Review: The Lies of Locke Lamora

Where to begin?

So as some of you may recall, I recently picked up one of Scott Lynch’s books.  Sadly, it was book 3 (I swear I didn’t know!) of an established series: The Gentleman Bastard Sequence.  Upon my realizing my mistake, I returned to my audiobook purveyor of choice (Audible) and grabbed the first book: The Lies of Locke Lamora.  I finished the book yesterday, and now I am ready to write my review.  I will try to avoid spoilers on the story, but I will say that some spoiler-ish things are going to be said.  Such as Locke Lamora survives the book, this should be obvious as there are three books currently published in this series, and Locke Lamora is the main character.  So, if I spoil something of the story here, I apologize. 

Grade: A-  Trust me, it’s very difficult for a book to earn a perfect score, but this book was (by my measure) really flipping great.

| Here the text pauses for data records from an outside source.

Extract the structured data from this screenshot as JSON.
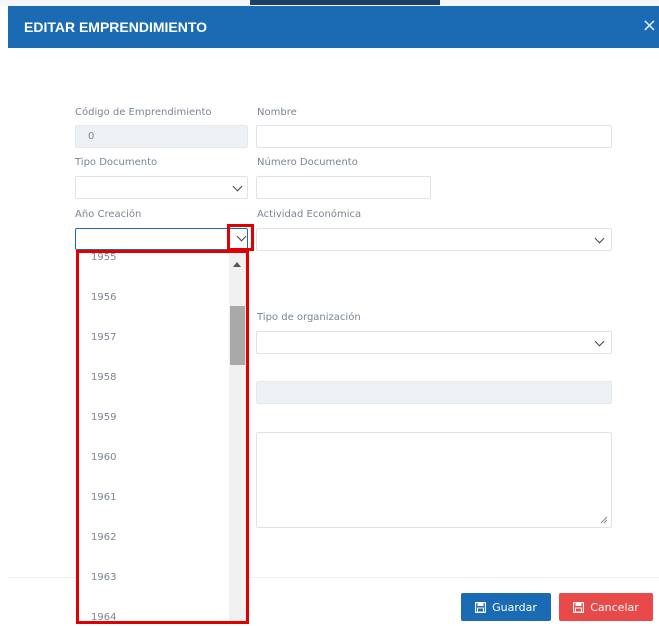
{
  "modal": {
    "title": "EDITAR EMPRENDIMIENTO",
    "close_glyph": "×"
  },
  "form": {
    "codigo": {
      "label": "Código de Emprendimiento",
      "value": "0"
    },
    "nombre": {
      "label": "Nombre",
      "value": ""
    },
    "tipo_documento": {
      "label": "Tipo Documento",
      "value": ""
    },
    "numero_documento": {
      "label": "Número Documento",
      "value": ""
    },
    "anio_creacion": {
      "label": "Año Creación",
      "value": ""
    },
    "actividad_economica": {
      "label": "Actividad Económica",
      "value": ""
    },
    "tipo_organizacion": {
      "label": "Tipo de organización",
      "value": ""
    }
  },
  "dropdown": {
    "options": [
      "1955",
      "1956",
      "1957",
      "1958",
      "1959",
      "1960",
      "1961",
      "1962",
      "1963",
      "1964"
    ]
  },
  "footer": {
    "save_label": "Guardar",
    "cancel_label": "Cancelar"
  },
  "colors": {
    "header": "#1a6bb3",
    "save": "#1a6bb3",
    "cancel": "#e84a4a",
    "highlight": "#e00000"
  },
  "icons": [
    "close-icon",
    "chevron-down-icon",
    "save-icon",
    "scroll-up-icon"
  ]
}
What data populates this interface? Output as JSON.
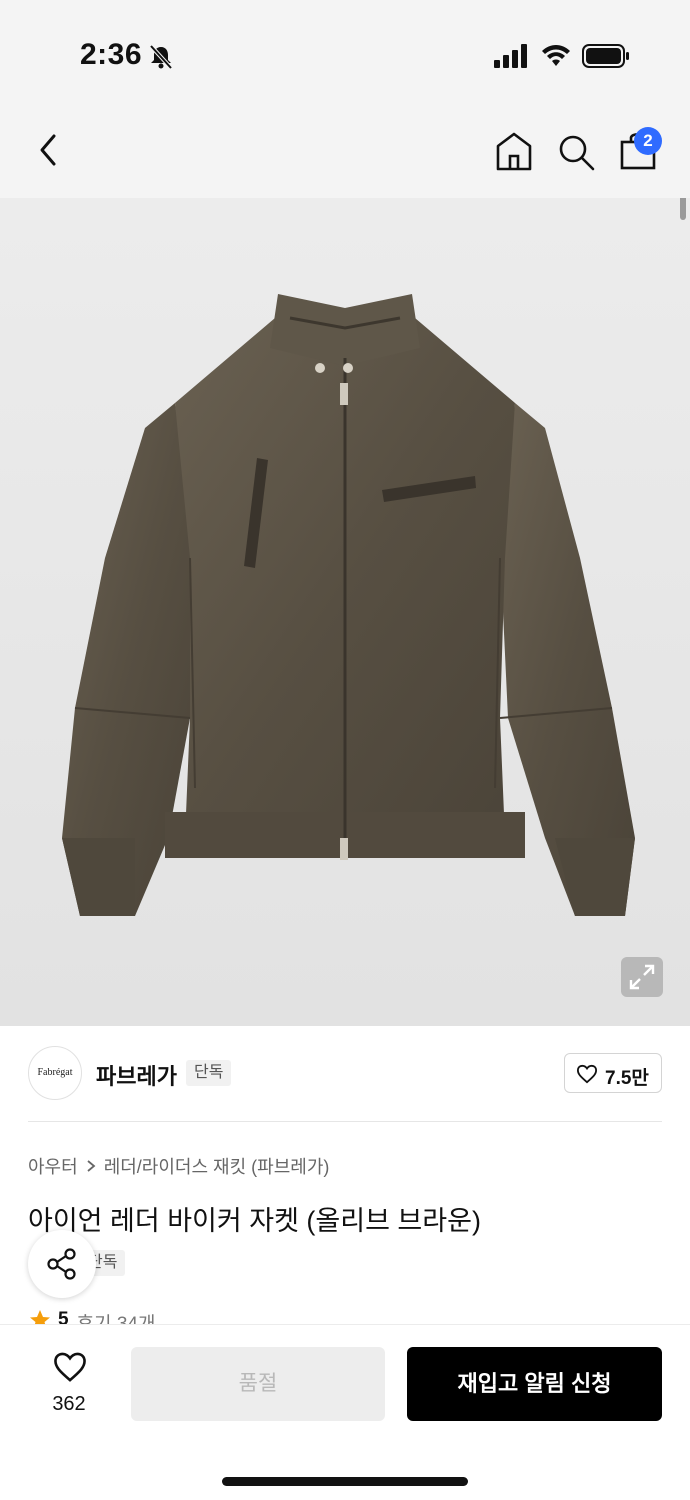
{
  "status_bar": {
    "time": "2:36",
    "icons": [
      "bell-slash-icon",
      "signal-icon",
      "wifi-icon",
      "battery-icon"
    ]
  },
  "nav": {
    "icons": [
      "back-icon",
      "home-icon",
      "search-icon",
      "cart-icon"
    ],
    "cart_badge": "2",
    "badge_color": "#2f6bff"
  },
  "product_image": {
    "subject": "olive brown leather biker jacket",
    "jacket_color": "#5c5446",
    "expand_icon": "expand-icon"
  },
  "brand": {
    "logo_text": "Fabrégat",
    "name": "파브레가",
    "tag": "단독",
    "like_count": "7.5만"
  },
  "product": {
    "breadcrumb": [
      "아우터",
      "레더/라이더스 재킷 (파브레가)"
    ],
    "title": "아이언 레더 바이커 자켓 (올리브 브라운)",
    "tag": "단독",
    "rating": "5",
    "reviews": "후기 34개",
    "star_color": "#f59e0b"
  },
  "bottom_bar": {
    "wish_count": "362",
    "soldout_label": "품절",
    "restock_label": "재입고 알림 신청"
  }
}
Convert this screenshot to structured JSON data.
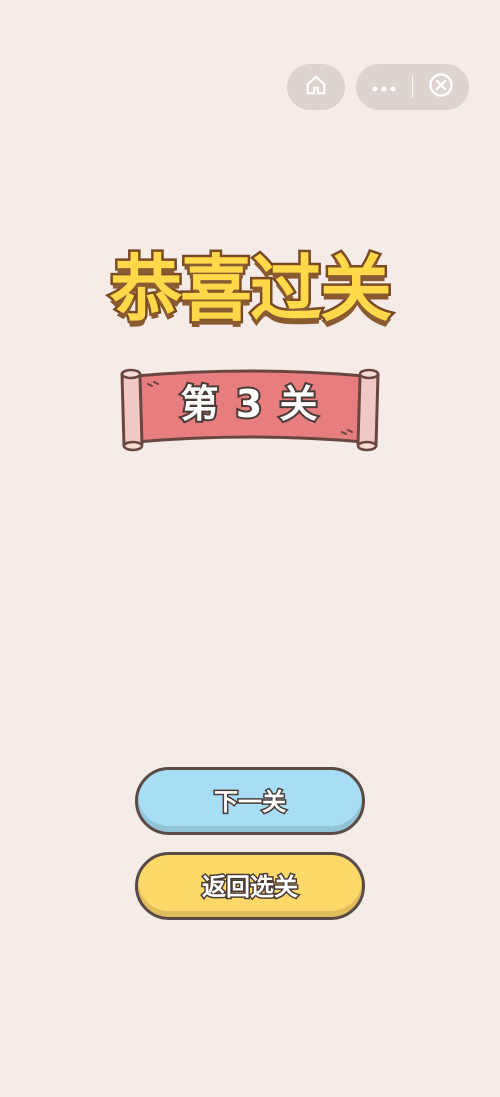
{
  "topbar": {
    "home_icon": "home-icon",
    "more_icon": "more-dots-icon",
    "close_icon": "close-circle-icon"
  },
  "title": "恭喜过关",
  "banner": {
    "text": "第 3 关"
  },
  "buttons": {
    "next_label": "下一关",
    "back_label": "返回选关"
  },
  "colors": {
    "background": "#f5ebe7",
    "title_fill": "#ffd94a",
    "banner_fill": "#e87d80",
    "next_button": "#a8def5",
    "back_button": "#ffd86a"
  }
}
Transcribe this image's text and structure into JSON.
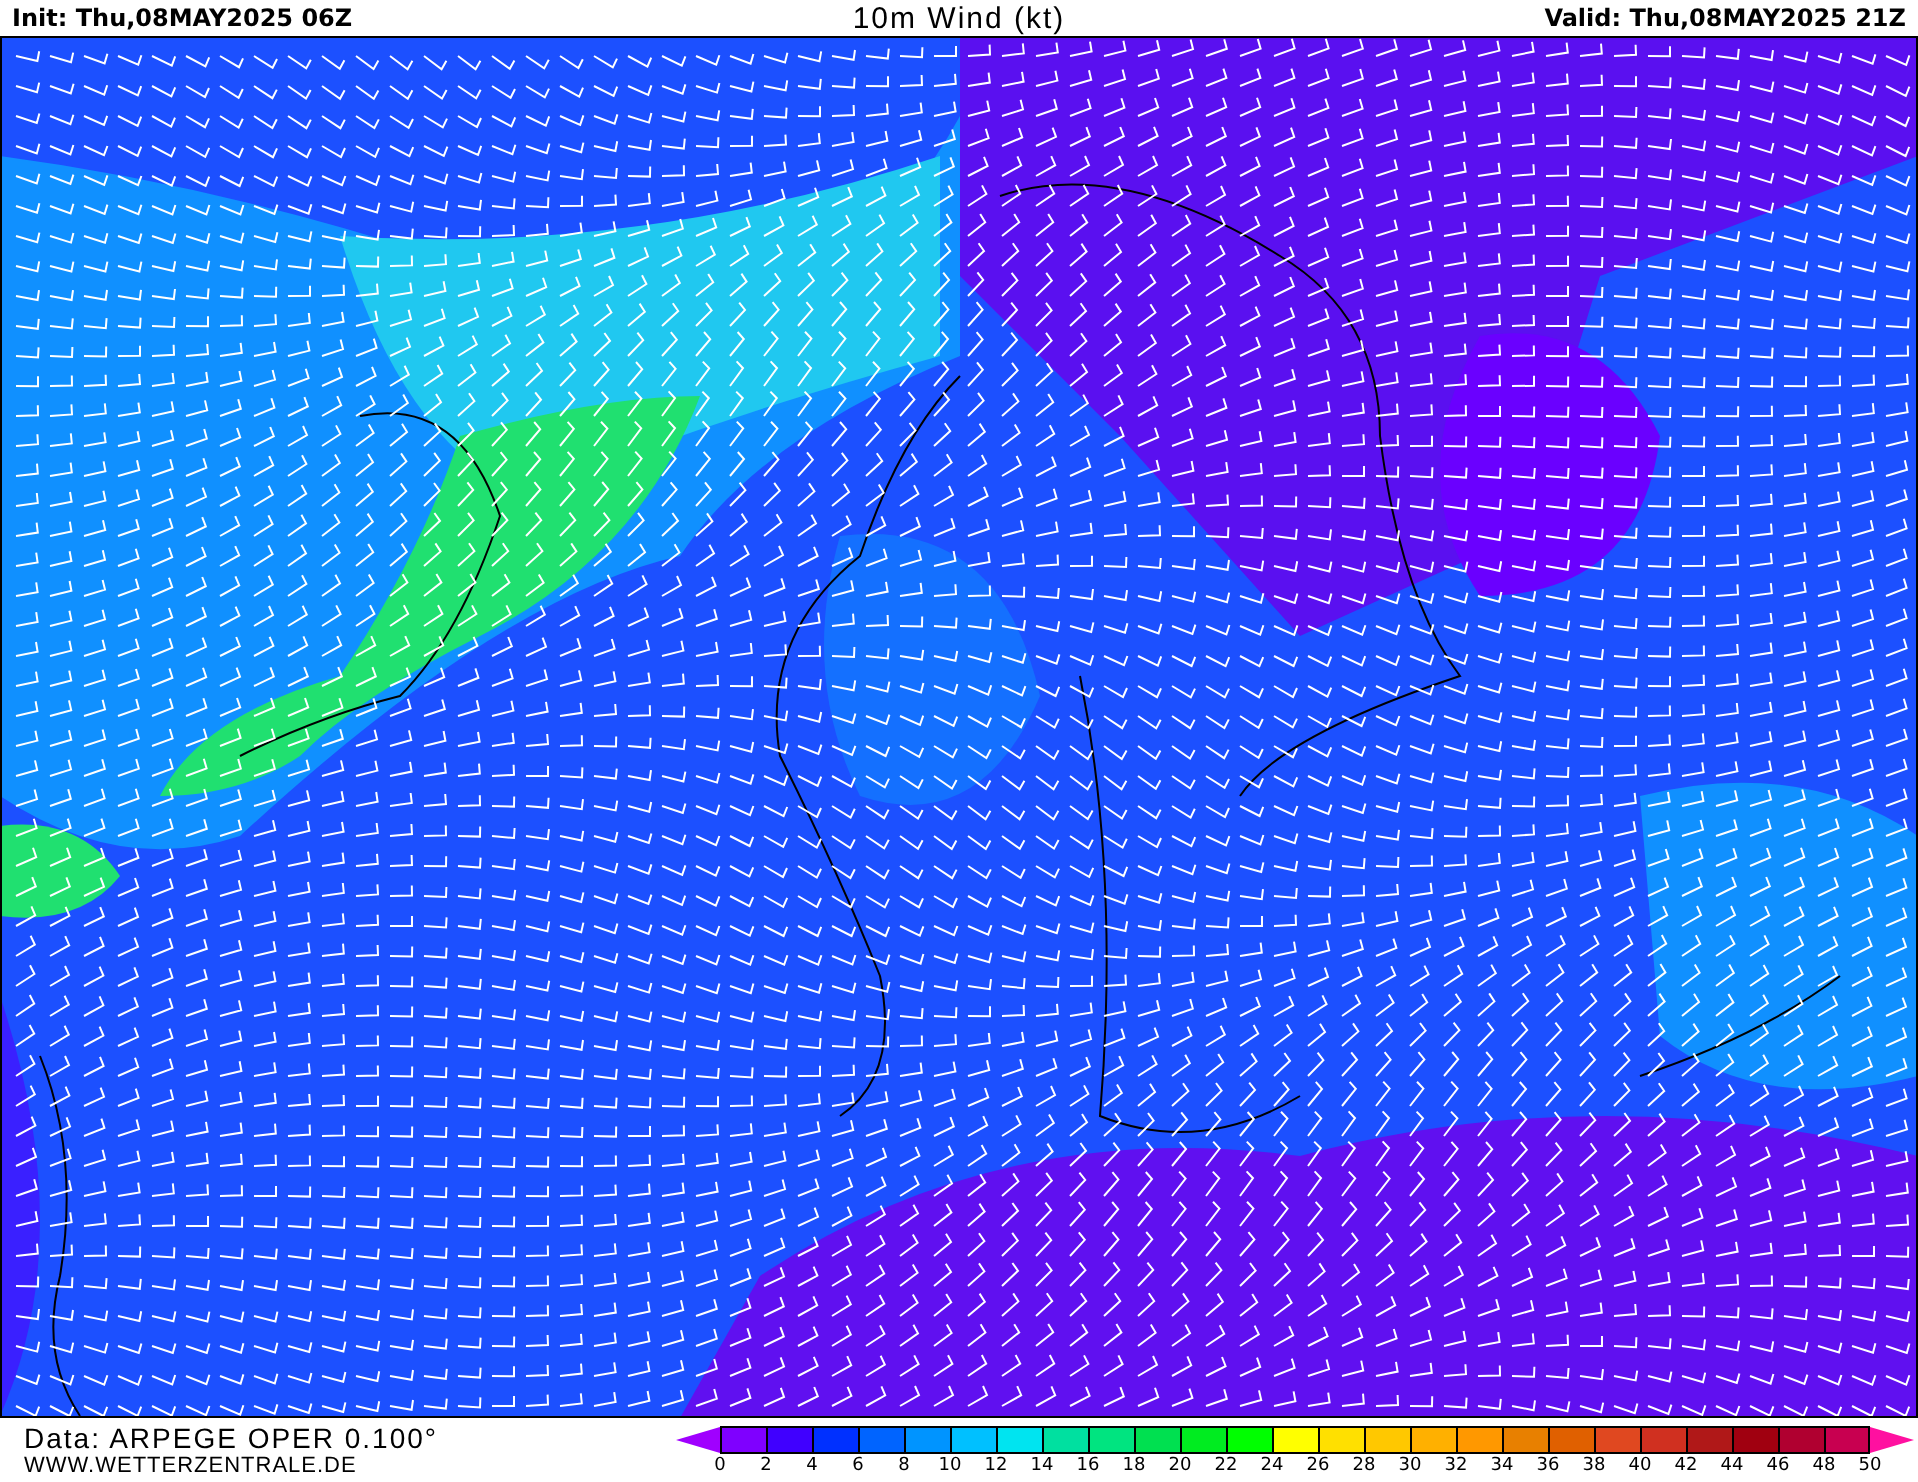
{
  "header": {
    "init": "Init: Thu,08MAY2025 06Z",
    "title": "10m Wind (kt)",
    "valid": "Valid: Thu,08MAY2025 21Z"
  },
  "footer": {
    "data_source": "Data: ARPEGE OPER 0.100°",
    "website": "WWW.WETTERZENTRALE.DE"
  },
  "legend": {
    "bins": [
      {
        "kind": "under",
        "color": "#a000ff"
      },
      {
        "kind": "bin",
        "color": "#7f00ff"
      },
      {
        "kind": "bin",
        "color": "#4000ff"
      },
      {
        "kind": "bin",
        "color": "#0030ff"
      },
      {
        "kind": "bin",
        "color": "#0064ff"
      },
      {
        "kind": "bin",
        "color": "#0094ff"
      },
      {
        "kind": "bin",
        "color": "#00c0ff"
      },
      {
        "kind": "bin",
        "color": "#00e4f0"
      },
      {
        "kind": "bin",
        "color": "#00e0a0"
      },
      {
        "kind": "bin",
        "color": "#00e480"
      },
      {
        "kind": "bin",
        "color": "#00e050"
      },
      {
        "kind": "bin",
        "color": "#00ec20"
      },
      {
        "kind": "bin",
        "color": "#00ff00"
      },
      {
        "kind": "bin",
        "color": "#ffff00"
      },
      {
        "kind": "bin",
        "color": "#ffe000"
      },
      {
        "kind": "bin",
        "color": "#ffc800"
      },
      {
        "kind": "bin",
        "color": "#ffb000"
      },
      {
        "kind": "bin",
        "color": "#ff9800"
      },
      {
        "kind": "bin",
        "color": "#e88000"
      },
      {
        "kind": "bin",
        "color": "#e06000"
      },
      {
        "kind": "bin",
        "color": "#e04820"
      },
      {
        "kind": "bin",
        "color": "#d03020"
      },
      {
        "kind": "bin",
        "color": "#b01818"
      },
      {
        "kind": "bin",
        "color": "#a00010"
      },
      {
        "kind": "bin",
        "color": "#b00030"
      },
      {
        "kind": "bin",
        "color": "#c80050"
      },
      {
        "kind": "over",
        "color": "#ff10a0"
      }
    ],
    "ticks": [
      "0",
      "2",
      "4",
      "6",
      "8",
      "10",
      "12",
      "14",
      "16",
      "18",
      "20",
      "22",
      "24",
      "26",
      "28",
      "30",
      "32",
      "34",
      "36",
      "38",
      "40",
      "42",
      "44",
      "46",
      "48",
      "50"
    ]
  }
}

I will give you the distilled version of this review upfront: Buy this book.  Read this book.  I enjoyed it thoroughly, and I believe you will as well.

Now the longer version:

The story revolves around a thief named Locke Lamora.  What a great name.  As an old-school fan of comics, alliterative names are just fun.  Locke is an amazing con man with a very colorful past.  A good deal of Locke’s early life is told through a series of interludes. It is during these interludes that we learn of how he became a thief and how he met the thieves with whom he works: The Gentlemen Bastards.  Again, another great name.  I will not spoil any of his backstory here, but I will offer that if Mr. Lynch decided to write a series of stories about Locke and the rest when they were young thieves, I’d buy it.

Fundamentally, the story is about a massive con game.  Not trying to give anything away, and I will explain no more of it in detail. The story manages to maintain a splendid pace, and the action sequences have been written extremely well.  So well as to make me wonder what if any, martial arts Mr. Lynch has studied.  There are many colorful characters and brilliant twists.  I would love to tell you about a twist near the end of the story that had me in stitches, but that would spoil the fun.

The narrator, Michael Page was brilliant.  So if you are a fan of audiobooks (I most assuredly am), I recommend it.  If you are a fan of words on a page (including e-readers), this book is still a fun read.

Am I an idiot for writing a review of a book that is now eight years old?  Perhaps.  But, I did promise to write a review of the book to make amends to Mr. Lynch for missing the first two books.  Will I continue to read the series: that’s a definitive: YES.  I found the story and characters to be very interesting.  I think that Mr. Lynch’s world-building skill is amazing, and I look forward to seeing what comes next.